JMicron JMF667H Reference Design (128GB & 256GB) Reviewby Kristian Vättö on May 29, 2014 9:00 AM EST
I have to say I am positively surprised. Given how bad some of JMicron's early designs were, I could not expect much from the JMF667H. We had a try with the JMF667H in the WDbut in that case we only got the picture of how the JMF667H performs with one NAND configuration. The itself had some other limitation as well (like the lack of caching option) that made the product as a whole not worth the money and probably made the JMF667H look worse than it really was. However, as our benchmarks show, the JMF667H can be very competitive when paired with the right NAND and pretty decent even with cheaper NAND.
Sure the JMF667H still is not the fastest controller on the market but the good thing is that it is not trying to be. JMicron's strategy has always been to provide more of a budget alternative for the mainstream market instead of competing for the performance crown.

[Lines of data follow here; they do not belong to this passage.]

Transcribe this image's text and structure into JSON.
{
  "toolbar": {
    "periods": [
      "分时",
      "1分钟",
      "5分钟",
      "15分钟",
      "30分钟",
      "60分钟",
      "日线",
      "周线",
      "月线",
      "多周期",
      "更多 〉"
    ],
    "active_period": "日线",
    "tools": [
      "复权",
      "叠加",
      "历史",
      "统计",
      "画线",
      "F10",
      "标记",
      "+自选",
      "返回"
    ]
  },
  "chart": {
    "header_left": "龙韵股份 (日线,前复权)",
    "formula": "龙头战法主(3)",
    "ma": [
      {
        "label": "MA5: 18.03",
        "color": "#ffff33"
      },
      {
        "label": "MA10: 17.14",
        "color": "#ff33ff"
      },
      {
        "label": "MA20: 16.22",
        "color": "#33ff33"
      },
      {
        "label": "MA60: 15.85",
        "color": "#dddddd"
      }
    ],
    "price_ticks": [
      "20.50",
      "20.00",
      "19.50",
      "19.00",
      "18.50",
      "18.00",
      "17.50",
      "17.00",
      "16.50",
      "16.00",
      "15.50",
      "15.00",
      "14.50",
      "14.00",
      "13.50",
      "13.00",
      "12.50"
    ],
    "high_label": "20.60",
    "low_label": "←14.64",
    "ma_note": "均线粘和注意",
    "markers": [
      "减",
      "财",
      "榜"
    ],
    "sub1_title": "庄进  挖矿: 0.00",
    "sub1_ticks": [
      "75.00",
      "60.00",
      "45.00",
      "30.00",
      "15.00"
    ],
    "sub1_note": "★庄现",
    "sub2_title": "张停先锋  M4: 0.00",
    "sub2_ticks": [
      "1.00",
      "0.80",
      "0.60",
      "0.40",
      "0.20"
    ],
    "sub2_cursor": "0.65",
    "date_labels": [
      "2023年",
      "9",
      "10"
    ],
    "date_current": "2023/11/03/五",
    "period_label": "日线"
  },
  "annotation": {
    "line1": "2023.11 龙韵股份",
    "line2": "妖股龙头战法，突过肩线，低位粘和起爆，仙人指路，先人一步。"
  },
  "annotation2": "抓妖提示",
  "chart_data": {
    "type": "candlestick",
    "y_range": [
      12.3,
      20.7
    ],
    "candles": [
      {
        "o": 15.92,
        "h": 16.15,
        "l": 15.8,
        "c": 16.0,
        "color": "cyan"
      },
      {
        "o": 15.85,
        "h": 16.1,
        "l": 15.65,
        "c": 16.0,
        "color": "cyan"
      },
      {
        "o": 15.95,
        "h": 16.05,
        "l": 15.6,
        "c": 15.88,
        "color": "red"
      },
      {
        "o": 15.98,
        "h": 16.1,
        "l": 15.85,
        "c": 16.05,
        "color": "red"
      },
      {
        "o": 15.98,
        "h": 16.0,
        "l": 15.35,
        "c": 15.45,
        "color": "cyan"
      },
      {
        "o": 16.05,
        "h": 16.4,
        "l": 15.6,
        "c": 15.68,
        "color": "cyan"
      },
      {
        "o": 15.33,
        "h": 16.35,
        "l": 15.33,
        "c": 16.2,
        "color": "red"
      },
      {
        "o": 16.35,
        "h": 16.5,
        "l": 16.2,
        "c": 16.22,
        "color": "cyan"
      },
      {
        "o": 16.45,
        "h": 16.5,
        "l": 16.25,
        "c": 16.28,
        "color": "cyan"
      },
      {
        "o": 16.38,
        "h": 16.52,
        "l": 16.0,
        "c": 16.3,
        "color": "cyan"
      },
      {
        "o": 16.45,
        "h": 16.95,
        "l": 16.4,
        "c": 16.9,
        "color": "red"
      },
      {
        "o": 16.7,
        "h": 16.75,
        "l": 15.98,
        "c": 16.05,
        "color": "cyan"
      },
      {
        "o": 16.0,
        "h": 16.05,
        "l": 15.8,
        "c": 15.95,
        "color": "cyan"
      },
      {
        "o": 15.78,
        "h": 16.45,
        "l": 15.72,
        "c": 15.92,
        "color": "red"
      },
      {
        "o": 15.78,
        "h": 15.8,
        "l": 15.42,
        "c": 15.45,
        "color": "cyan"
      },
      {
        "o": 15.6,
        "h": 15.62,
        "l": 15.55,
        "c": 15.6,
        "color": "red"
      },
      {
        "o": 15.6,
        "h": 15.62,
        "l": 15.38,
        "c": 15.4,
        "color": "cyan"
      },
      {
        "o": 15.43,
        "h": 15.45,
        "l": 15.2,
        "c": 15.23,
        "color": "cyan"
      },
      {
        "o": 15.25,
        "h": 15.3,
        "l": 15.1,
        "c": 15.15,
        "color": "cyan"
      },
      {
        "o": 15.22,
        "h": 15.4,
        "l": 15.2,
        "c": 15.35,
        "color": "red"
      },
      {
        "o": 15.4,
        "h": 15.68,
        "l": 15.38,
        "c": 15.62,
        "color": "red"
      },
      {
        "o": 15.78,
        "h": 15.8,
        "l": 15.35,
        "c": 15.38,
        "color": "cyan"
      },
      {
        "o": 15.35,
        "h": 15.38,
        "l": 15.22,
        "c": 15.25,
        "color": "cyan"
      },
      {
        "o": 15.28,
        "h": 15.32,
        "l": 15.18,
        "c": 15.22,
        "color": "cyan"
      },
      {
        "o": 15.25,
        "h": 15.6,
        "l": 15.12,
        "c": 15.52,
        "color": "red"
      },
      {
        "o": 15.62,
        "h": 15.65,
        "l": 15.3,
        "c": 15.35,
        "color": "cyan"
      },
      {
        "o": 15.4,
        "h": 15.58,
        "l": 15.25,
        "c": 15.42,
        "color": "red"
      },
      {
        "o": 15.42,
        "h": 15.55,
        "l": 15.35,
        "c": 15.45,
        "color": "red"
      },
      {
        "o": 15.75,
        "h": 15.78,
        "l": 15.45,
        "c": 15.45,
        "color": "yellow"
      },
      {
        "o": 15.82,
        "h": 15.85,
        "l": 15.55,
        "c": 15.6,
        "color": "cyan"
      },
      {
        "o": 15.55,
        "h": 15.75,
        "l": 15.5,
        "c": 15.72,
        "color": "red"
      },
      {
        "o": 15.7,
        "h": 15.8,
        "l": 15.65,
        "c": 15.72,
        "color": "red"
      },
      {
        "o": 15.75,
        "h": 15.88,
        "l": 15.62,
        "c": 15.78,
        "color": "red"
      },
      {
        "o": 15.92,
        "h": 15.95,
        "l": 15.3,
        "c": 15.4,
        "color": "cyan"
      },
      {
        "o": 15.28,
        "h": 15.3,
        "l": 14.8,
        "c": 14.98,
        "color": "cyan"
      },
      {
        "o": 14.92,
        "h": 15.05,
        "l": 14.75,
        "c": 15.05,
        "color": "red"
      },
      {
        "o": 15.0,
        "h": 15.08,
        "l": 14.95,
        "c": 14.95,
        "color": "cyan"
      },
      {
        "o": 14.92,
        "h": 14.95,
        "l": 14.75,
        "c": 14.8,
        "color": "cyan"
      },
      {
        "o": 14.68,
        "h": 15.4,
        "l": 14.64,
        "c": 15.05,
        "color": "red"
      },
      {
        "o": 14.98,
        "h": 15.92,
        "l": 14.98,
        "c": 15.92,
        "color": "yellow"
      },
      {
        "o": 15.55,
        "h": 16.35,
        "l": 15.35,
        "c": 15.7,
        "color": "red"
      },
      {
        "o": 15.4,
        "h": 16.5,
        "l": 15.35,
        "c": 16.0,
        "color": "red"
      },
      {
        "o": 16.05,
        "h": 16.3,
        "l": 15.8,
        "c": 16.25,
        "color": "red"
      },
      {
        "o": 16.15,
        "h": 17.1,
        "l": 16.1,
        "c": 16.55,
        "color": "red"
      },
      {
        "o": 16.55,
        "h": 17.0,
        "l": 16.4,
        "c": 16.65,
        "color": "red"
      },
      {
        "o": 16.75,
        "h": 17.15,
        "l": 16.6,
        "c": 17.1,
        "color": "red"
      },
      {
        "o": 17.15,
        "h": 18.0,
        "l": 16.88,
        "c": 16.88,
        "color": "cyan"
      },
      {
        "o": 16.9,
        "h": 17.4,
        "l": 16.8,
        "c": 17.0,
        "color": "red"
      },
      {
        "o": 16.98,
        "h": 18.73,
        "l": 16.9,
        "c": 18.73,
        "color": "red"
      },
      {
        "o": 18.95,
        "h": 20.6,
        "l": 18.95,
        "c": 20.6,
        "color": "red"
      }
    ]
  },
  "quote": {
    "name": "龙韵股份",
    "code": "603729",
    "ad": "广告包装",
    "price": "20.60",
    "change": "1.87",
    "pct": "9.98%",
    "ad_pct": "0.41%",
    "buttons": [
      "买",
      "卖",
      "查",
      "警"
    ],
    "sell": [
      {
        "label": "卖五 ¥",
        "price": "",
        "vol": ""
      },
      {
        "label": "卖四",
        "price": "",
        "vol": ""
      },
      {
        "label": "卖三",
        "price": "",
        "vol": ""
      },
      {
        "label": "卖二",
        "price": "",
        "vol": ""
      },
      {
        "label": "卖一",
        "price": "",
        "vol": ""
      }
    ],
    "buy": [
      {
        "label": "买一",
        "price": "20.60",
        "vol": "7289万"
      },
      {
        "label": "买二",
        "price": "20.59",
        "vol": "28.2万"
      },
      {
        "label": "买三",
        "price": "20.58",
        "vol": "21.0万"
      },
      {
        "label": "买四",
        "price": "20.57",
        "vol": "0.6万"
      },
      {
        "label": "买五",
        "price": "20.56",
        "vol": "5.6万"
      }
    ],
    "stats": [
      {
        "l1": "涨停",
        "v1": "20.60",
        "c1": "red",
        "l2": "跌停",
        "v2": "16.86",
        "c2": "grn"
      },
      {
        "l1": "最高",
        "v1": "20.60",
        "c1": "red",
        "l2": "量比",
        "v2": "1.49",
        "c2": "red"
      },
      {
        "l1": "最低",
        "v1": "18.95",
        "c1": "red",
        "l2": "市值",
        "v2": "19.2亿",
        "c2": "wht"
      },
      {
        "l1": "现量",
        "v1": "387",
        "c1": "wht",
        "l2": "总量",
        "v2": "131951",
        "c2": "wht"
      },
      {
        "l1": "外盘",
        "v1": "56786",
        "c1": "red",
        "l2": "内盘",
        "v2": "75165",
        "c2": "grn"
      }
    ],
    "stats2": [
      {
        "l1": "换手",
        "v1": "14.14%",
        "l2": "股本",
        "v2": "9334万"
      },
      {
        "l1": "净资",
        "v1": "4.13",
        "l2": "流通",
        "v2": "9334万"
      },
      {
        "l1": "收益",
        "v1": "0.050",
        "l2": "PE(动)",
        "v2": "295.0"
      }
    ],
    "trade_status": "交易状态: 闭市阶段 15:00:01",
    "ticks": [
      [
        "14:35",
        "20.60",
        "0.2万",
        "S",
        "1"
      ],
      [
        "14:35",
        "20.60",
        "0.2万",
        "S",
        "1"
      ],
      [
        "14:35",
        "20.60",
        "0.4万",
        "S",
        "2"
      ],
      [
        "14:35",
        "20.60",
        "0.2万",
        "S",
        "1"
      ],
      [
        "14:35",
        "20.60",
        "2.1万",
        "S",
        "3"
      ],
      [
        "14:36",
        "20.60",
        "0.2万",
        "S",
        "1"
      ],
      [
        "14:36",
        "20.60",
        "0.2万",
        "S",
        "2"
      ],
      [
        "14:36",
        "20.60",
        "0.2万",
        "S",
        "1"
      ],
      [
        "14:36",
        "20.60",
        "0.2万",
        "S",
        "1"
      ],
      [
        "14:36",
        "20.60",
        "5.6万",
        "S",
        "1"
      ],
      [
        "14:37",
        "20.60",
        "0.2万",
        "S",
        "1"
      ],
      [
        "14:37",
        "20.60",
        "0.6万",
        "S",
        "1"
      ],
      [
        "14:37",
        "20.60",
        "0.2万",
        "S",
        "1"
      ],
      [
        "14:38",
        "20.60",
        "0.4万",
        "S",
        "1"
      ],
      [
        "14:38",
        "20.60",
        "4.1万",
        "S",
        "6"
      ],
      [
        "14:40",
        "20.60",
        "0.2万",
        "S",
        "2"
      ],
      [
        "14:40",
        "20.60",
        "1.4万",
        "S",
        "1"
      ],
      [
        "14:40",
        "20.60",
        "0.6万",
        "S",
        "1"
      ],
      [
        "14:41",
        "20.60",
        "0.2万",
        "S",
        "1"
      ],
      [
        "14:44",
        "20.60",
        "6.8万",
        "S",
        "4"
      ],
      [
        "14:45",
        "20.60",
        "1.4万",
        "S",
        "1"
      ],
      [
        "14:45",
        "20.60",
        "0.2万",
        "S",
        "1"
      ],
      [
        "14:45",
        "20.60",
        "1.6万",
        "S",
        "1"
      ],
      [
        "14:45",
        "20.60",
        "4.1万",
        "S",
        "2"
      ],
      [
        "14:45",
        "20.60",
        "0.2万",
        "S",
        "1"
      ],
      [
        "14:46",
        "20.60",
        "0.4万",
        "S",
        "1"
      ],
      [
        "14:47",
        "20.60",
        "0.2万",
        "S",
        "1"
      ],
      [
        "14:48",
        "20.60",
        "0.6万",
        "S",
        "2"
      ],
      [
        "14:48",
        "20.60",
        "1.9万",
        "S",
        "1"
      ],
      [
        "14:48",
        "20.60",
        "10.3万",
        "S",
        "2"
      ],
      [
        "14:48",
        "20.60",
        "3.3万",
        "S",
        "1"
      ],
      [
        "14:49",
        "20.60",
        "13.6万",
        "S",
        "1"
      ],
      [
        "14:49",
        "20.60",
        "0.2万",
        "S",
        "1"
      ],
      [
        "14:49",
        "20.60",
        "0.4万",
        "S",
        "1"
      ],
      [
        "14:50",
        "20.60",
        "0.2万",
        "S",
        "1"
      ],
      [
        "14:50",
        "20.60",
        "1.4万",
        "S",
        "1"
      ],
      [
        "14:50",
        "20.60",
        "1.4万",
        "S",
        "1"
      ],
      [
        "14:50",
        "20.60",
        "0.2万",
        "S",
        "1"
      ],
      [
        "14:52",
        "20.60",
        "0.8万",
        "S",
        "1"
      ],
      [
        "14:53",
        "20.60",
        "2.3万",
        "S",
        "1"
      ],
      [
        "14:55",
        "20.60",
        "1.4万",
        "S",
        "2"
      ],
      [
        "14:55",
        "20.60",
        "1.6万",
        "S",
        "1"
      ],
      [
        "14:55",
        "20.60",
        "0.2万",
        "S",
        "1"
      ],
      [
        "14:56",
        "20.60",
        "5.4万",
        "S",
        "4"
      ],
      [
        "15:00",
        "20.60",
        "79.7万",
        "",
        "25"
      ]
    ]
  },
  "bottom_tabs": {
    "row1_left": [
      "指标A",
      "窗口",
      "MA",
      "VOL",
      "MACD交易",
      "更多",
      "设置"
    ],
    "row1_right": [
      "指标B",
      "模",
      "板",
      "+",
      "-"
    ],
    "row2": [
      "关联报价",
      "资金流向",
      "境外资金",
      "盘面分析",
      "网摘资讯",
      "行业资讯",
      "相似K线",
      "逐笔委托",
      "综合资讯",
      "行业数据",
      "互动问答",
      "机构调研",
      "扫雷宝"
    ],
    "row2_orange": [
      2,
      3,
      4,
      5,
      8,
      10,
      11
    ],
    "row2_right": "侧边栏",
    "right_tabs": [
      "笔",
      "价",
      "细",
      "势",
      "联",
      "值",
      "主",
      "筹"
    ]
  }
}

The JMF667H is not perfect and there are a couple of things I would like to see. The first one is support for TCG Opal 2.0 and IEEE-1667 encryption standards. The data we carry around is constantly becoming more valuable and as a result more vulnerable to theft, so support for these two standards is crucial. In addition, I bet it would help JMicron to get their controller to more OEMs, especially in the high profit business/IT space where the customers are willing to pay the extra for encryption support. Hopefully this is something JMicron will include in their next generation controller.
The second thing is IO consistency. While the new firmware improved IO consistency and the performance no longer drops to zero IOPS, I think there is still room for improvement. I would like to see the performance being more consistent even if it means lower maximum IOPS because consistent performance means the end-user won't see variation in performance. However, I'm willing to overlook this since we are dealing with a low-cost controller and the IO consistency is already okay, but it could always be better.
All in all, when paired with the right NAND (i.e. Toshiba), the JMF667H can certainly be a noteworthy controller. It provides performance that is similar or very close to Marvell based SSDs but at a lower cost and with bundled firmware. However, I think the big question is whether the JMF667H offers enough cost savings when paired with the more expensive Toshiba NAND. As NAND makes up the biggest part of the bill of materials, it can be hard to overcome the saving from cheaper NAND, but I believe this is ultimately up to the OEM and their relations with Toshiba, Micron, JMicron, and so on. With IMFT NAND the JMF667H is still decent and I can see it being the lowest-end drive for OEMs, which is where it sits well due to the cheaper controller and NAND. For a light user the difference in performance is likely negligible anyway, and that is ultimately the market for low-end SSDs.
I am eagerly waiting to hear about JMicron's plans for PCIe. The JMF667H was admittedly late and at this point it can be rather difficult to gain interest from OEMs as everyone is preparing for PCIe. Hopefully JMicron's PCIe solution will be more timely and hopefully I'll have some details after meeting with them at Computex next week.